Less traffic isn’t more safe. During the COVID-19 crisis, the internet was flooded with images of empty highways and roads. From London to Chicago to Los Angeles, with almost empty roads in every city and state, many people assumed that this crisis would result in fewer accidents and road fatalities. However, despite an unprecedented reduction in traffic, many areas saw an uptick in deadly accidents on previously crowded roads.
Governors Highway Safety Association Agree
According to an April 16, 2020 report from the Governors Highway Safety Association, “In New York City, despite far fewer vehicles on the road, the city’s automated speed cameras issued 24,765 speeding tickets citywide on March 27, or nearly double the 12,672 tickets issued daily a month earlier. In Los Angeles, speeds are up by as much as 30% on some streets, prompting changes to traffic lights and pedestrian walk signals.”
California Highway Patrol Reported Bigger Crashes
California highway patrol officer Jim Bettencourt told the San Diego Union-Tribune in March 2020 that low-traffic on freeways changed driver behavior. “With no traffic, people are pushing the envelope a little more. The crashes are a little more dynamic, fewer fender-benders. Almost every one has an ambulance responding.”

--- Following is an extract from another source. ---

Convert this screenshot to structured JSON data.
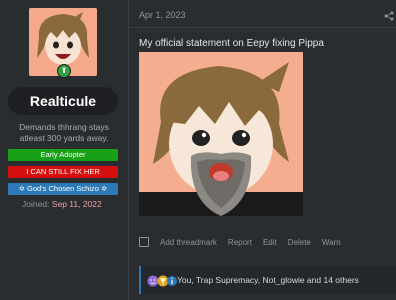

Flagger Force Safety Expert Weighs In
Shawn Fahey, corporate safety manager at Flagger Force, notes, “Whenever there is a global or national situation that causes anxiety or sadness, studies show alcohol and drug usage tend to increase as well. It’s important for motorists to remember that drivers are more likely to be under the influence.”
He emphasizes that defensive driving is even more important during stressful times. Lack of sleep means that drowsiness behind the wheel is also a problem. “People may have trouble focusing, resulting in distracted driving,” says Fahey.
NHTSA Confirms Less Traffic Isn’t More Safe
While these reports may be surprising to some, dangerous behavior on light traffic roads is nothing new. Studies suggest that low-traffic roads can be more deadly than congested roadways. And these safety concerns about lightly traveled roads don’t go away once the crisis passes. The dangers of low volume roads have been studied extensively by the National Highway Safety and Traffic Association (NHTSA). They conduct annual studies that compare fatality rates in rural areas (light traffic) to urban areas (high traffic).
Center for Disease Control Provided Supporting Data
The Center for Disease Control and Prevention also conducted research in 2017 that concluded adult drivers and passengers in America’s most rural counties had motor-vehicle death rates three to 10 times higher than those in the most urban counties.
Why Isn’t Less Traffic More Safe?
What makes roads with lighter traffic more dangerous? NHTSA notes that speed is a leading risk factor. Speed limits in urban areas force drivers to slow down, giving them more time to react to risks. When speed limits skyrocket in rural areas, even small mistakes can result in death. In Wyoming, the state with the second-highest traffic fatality rate in the country, rural roads have an 80 mile per hour speed limit. At such high speeds, Wyoming residents can quickly find themselves in life-threatening circumstances.
The NHTSA study also concludes that when traffic is light, drivers tend to take fewer precautions. They are less likely to use seat belts and are more likely to ignore stop signs or traffic lights.
Fahey adds, “Good driving habits tend to break down when there’s less traffic. Drivers are inclined to operate under the assumption that, since they aren’t seeing a lot of cars, it’s okay to break the rules.”
He adds, “Our temporary traffic control crews have to avoid making assumptions. They don’t have an expectation that motorists are going to be aware of where our crew is standing or where the client is working.” Fahey concludes, “I am very proud of our team and how safely they’ve been able to operate in the months of the crisis. Changes in driving behavior make a lot of the existing safety concepts that we already have in place all the more important.”